Holding: This is a CIF K. Therefore, since the sellers have delivered the documents, the buyer cannot recover the purchase price. In a CIF contract, the seller cannot deliver any goods that it wants, there must be “transfer of title” (i.e. document that gives title to the goods). In this case, the bill of lading was nonnegotiable, thus non-transferable. It would have to be negotiable in order to be transferable. Lack of goods (i.e. proper documents) caused a lack of consideration. Here, the buyers only received the delivery order (i.e. part performance; preliminary steps, without any legal significance), which was only a portion of the bill of lading.
 
Reasoning:
-Must look at the parties intent as to what they wanted the documents to mean. Cannot just look at the words “CIF” and know what the parties intended, it must have the essential characteristics of a CIF.
-Delivery order gives you rights against the seller (and his agents) but not against other parties. Must have a negotiable bill of lading to give the buyer rights against everyone (i.e. alienability or fully transferable rights)
-If parties expressly agree in writing that a delivery order was intended to be a document of title then it can be viewed as a document of title by the courts. 
 
            Requirements of intending a delivery order to be a document of title: a) seller writes:  “whoever has delivery order has legal rights to the goods” and b) it is a sale between             sophisticated merchants.)

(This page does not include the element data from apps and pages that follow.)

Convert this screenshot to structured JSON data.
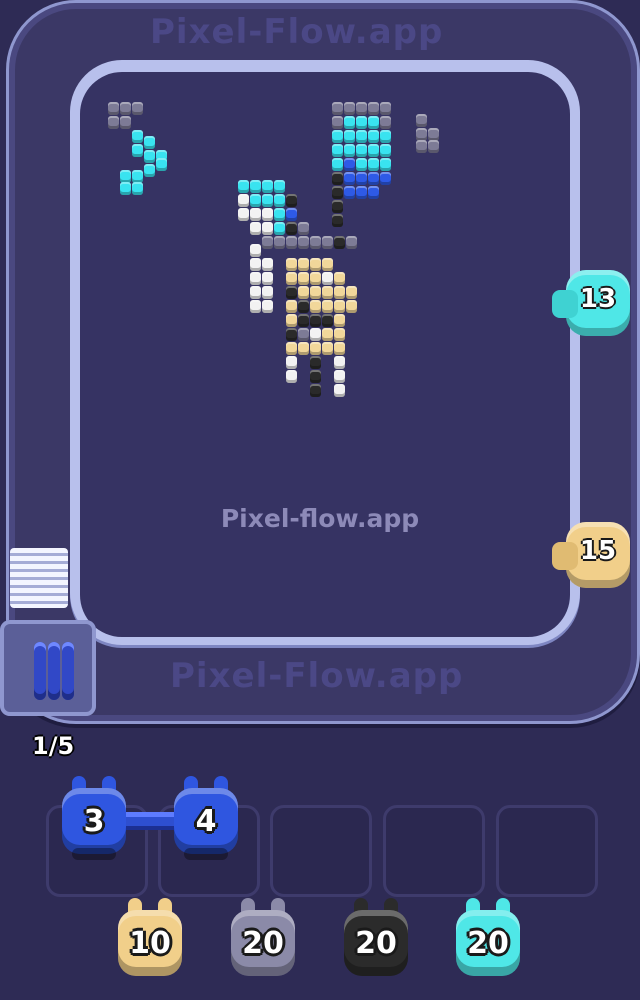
{
  "watermark": {
    "main": "Pixel-flow.app",
    "track": "Pixel-Flow.app"
  },
  "colors": {
    "background": "#2e2b55",
    "cyan": "#39e3f0",
    "blue": "#2e5ae6",
    "gray": "#7d7b96",
    "white": "#f2f2f2",
    "cream": "#f1d79a",
    "black": "#2a2a2a"
  },
  "queue": {
    "progress_label": "1/5"
  },
  "side_shooters": [
    {
      "name": "cyan-shooter",
      "count": "13",
      "color": "#4fe7e7"
    },
    {
      "name": "cream-shooter",
      "count": "15",
      "color": "#f1cf8a"
    }
  ],
  "active_shooters": [
    {
      "count": "3",
      "color": "#2f56e0"
    },
    {
      "count": "4",
      "color": "#2f56e0"
    }
  ],
  "waiting_shooters": [
    {
      "count": "10",
      "color": "#f1cf8a"
    },
    {
      "count": "20",
      "color": "#8b8aa8"
    },
    {
      "count": "20",
      "color": "#2b2b2b"
    },
    {
      "count": "20",
      "color": "#4fe7e7"
    }
  ],
  "empty_slots": 5
}
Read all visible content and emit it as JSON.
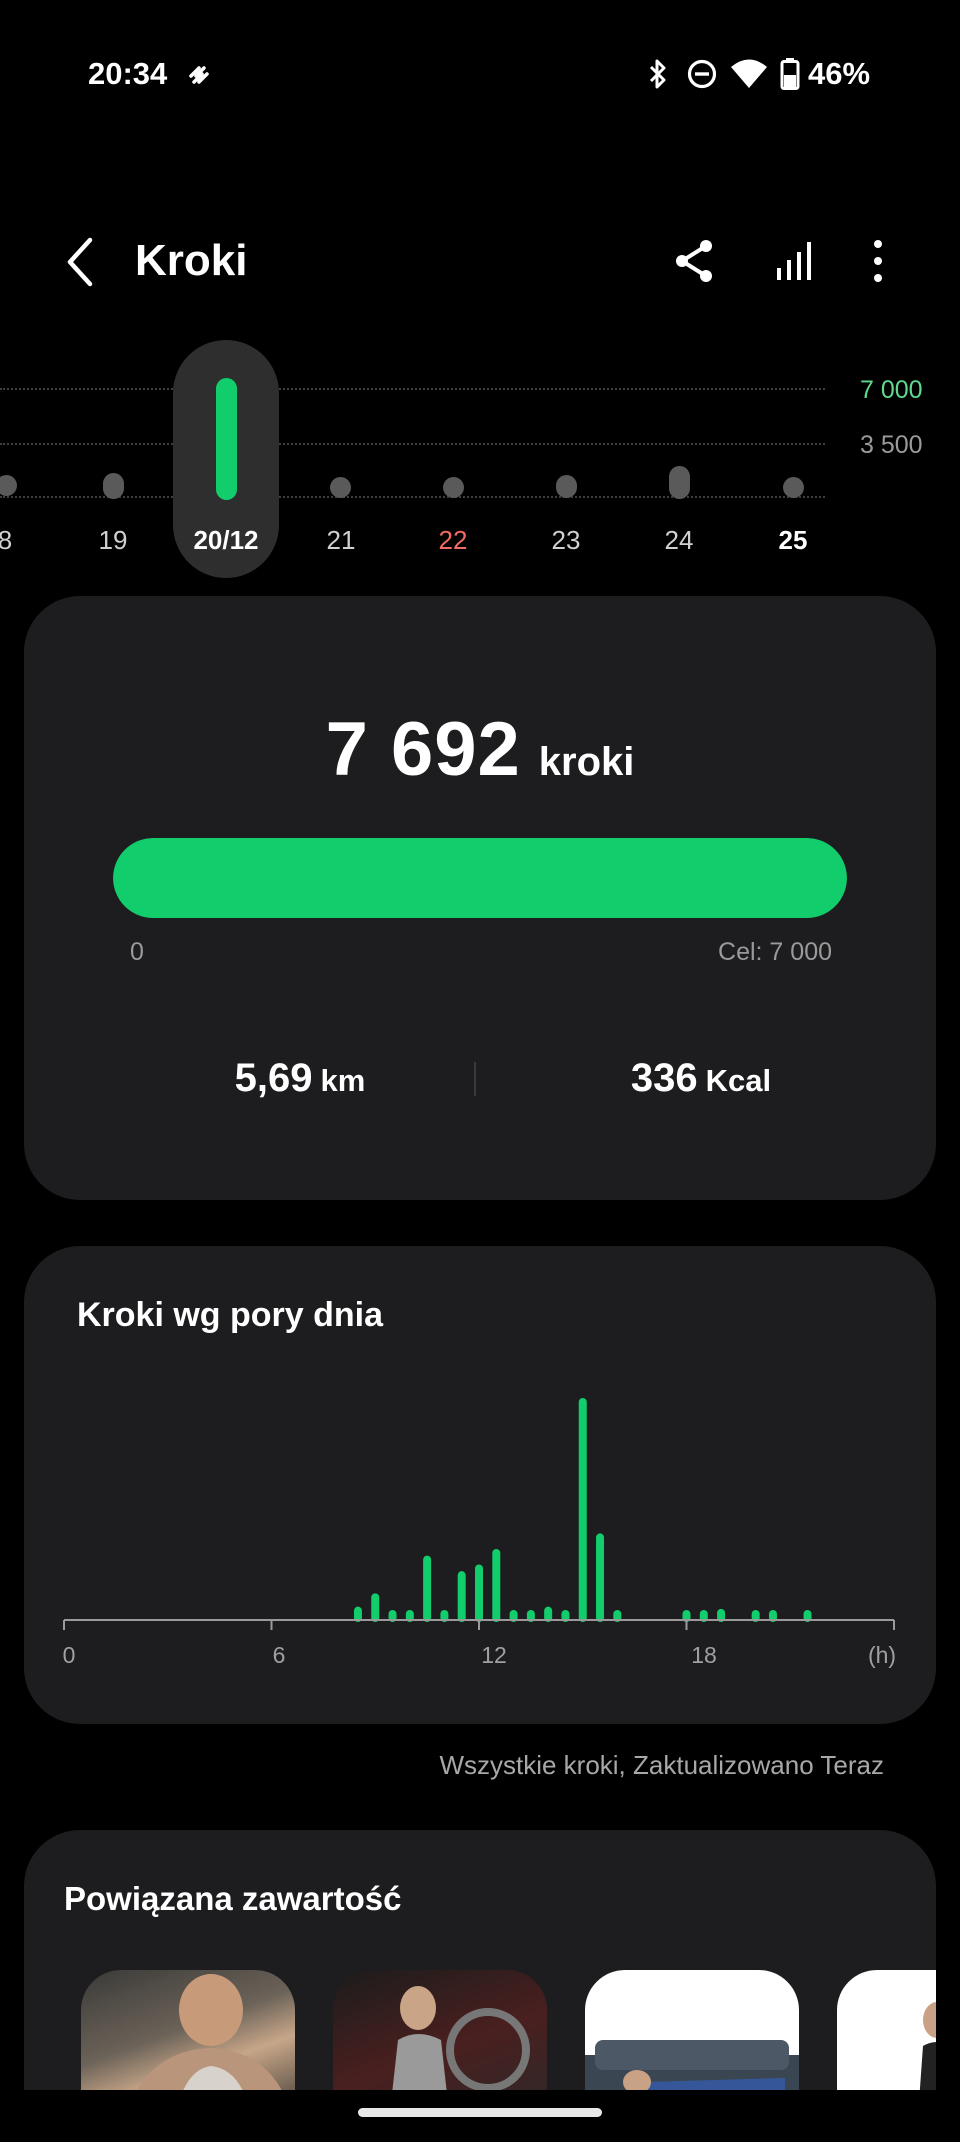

3 comments:

  1. The Julia - Seller loads 1,200 tons of rye onto ship, obtains negotiable bill of lading made out to the order of “Belgian Grain” the seller’s agent, THEN makes CIF contract for 500 tons to Boernbord. B will pay on receiving invoice and delivery order (b/c bill of lading wasn’t appropriate here since only part of the cargo is sold) which had to be signed and presented to various intermediaries before goods would be delivered and receive insurance. What was supposed to happen: 1) Shipment arrives at port 2) Buyer hands over the delivery order plus a check for freight charges to its own cargo agent (Carga). 3) Carga gives the check for the freight charges and the delivery order to the seller’s sales agent (Belgian Grain). 4) Belgian Grain notes that the freight charges have been paid and hands the delivery order to the seller’s cargo superintendent (Van Bree). 5) Van Bree issues an order to its workers to release the goods (laissez suivre) to the buyer. War breaks out and S redirects ship to Lisbon, sells rye there for lower price. B sues for breach of contract (failure of consideration), S says contract was frustrated.

    · A document of title doesn’t have to be a bill of lading, but in this case, B never received

    · The strict form of c.i.f. contract may, however, be modified: a provision that a delivery order may be substituted for a bill of lading. Not every contract which is expressed to be a c.i.f. contract is such. Sometimes terms are introduced into contracts so described which conflict with c.i.f. provisions ..., nor can a solution be found in the mere designation of the contract as c.i.f.

    · An important factor in the reasoning was that the contract called for a delivery order which was neither issued by the carrier (or his agent), nor attorned to by him. It was not therefore a c.i.f. contract at all, but an ex-ship contract.

    · That being so, there was no performance by the seller. There was a total failure of consideration, and the buyer could recover.

    · Had this contract been what it purported to be, a normal c.i.f. contract, the buyer would have failed.

    ReplyDelete
  2. Congratulations, you've made an extremely simplistic case extremely tiresome and complicated.

    The least you could have done was supply a link to the actual case which, in spite of its length, is nevertheless more useful than any of your notes.

    ReplyDelete
  3. The case in your textbook must be shorter or the professor must have not spent a lot of time on this particular case. I found this informative and extremely helpful.

    ReplyDelete

Search Thousands of Case Briefs and Articles.